“The truth about this freak show of an impeachment process,” Scarry wrote, “is that even if you take the position that Trump did something deadly wrong in his dealings with Ukraine, the story and the details are so abstruse, so convoluted, that the average person would need 40mg of Adderall injected directly into their veins just to sit long enough for processing who all was involved and what the hell Ukraine has to do with any of it.”
A recent article in The Economist argues that there are simpler, less partisan paths to impeachment that America could learn from.
In Tanzania, the president can be impeached if he has “conducted himself in a manner which lowers the esteem of the office of president.” Honduran presidents can be impeached for incompetence. In Ghana, disrepute, ridicule or contempt of office suffice.
Some countries allow the judiciary to have final say before removing a president — a safeguard against purely political outcomes. Sixty-one nations grant courts or constitutional councils this power. Others handle the aftermath of impeachment differently.
In South Korea, removal of a president triggers new elections rather than a vice president assuming office. This makes the process more akin to a “no-confidence” vote in leadership, as happens in parliamentary democracies, and allows political change to happen more quickly.
Presidential Counselor Kelly Ann Conway, who touts poll numbers as proof the hyper-charged impeachment process is backfiring on Democrats, believes the objective nature of independent voters colliding with the impeachment proceeding’s death-match partisanship is what’s evoking negative attitudes.
“They abhor this impeachment charade,” Conway said in a recent broadcast interview. “And why? Because independents call themselves that because they don’t particularly like Democrats or Republicans. They like to fancy themselves independent and non-partisan, and they have witnessed the most partisan exercise in the last several years against this president.”
Combined with the immovable nature of the president’s hardcore supporters and his wide support among Republicans, winning over the swing voters who dismiss or oppose impeachment could be enough to reelect the president.
The Washington Post threw up an alarm about this possibility before Pelosi even announced that Democrats would move to impeach the president.

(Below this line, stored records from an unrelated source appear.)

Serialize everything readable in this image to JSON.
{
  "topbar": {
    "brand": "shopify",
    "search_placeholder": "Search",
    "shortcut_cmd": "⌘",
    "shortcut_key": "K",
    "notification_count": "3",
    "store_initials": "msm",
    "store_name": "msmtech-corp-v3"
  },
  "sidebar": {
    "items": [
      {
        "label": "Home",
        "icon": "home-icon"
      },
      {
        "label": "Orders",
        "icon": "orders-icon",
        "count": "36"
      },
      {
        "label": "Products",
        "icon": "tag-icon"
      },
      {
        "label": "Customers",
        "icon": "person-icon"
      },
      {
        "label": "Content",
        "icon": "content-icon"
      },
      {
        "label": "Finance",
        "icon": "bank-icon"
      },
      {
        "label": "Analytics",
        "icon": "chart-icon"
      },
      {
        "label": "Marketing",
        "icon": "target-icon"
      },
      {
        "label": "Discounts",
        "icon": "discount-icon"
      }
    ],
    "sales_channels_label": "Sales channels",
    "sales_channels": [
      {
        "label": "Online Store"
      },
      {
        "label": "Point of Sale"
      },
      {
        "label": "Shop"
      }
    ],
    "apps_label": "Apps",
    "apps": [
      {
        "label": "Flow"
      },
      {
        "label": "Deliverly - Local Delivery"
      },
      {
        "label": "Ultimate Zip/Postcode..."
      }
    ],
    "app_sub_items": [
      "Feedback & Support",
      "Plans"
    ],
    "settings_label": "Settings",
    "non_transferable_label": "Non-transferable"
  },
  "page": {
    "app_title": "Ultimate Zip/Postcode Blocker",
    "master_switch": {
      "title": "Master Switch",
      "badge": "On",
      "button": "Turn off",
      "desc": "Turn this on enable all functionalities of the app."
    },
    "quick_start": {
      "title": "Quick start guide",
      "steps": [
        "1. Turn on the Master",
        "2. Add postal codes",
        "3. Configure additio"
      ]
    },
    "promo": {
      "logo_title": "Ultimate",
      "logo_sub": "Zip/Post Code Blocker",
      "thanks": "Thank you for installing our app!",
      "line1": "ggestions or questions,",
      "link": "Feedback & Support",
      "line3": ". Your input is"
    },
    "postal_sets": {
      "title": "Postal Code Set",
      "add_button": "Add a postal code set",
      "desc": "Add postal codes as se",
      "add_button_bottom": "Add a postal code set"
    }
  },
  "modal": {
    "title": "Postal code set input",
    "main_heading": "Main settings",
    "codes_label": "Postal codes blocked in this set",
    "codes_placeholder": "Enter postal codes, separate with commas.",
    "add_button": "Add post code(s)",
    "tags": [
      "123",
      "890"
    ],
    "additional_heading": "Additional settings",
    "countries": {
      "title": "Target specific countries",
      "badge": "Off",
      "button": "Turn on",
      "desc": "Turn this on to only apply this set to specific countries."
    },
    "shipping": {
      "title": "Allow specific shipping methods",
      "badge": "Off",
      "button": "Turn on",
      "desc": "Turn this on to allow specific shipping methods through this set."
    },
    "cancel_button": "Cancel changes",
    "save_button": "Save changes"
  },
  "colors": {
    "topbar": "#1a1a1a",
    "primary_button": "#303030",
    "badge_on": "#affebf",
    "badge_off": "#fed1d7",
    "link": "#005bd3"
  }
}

After analyzing summer polling data, the newspaper reported that independents were opposed to impeaching Trump by a margin of more than 20 percentage points.
Worse for Democrats is that polls indicate independent voters in battleground states like Arizona, Florida, Michigan, Pennsylvania, Nevada, New Hampshire, North Carolina and Wisconsin are growing particularly weary of impeachment.
So, if the 2020 election becomes a de facto referendum on impeachment, and independent voters help reelect the president, Pelosi’s warnings against letting voters decide Trump’s fate will be prophetic — for her own party.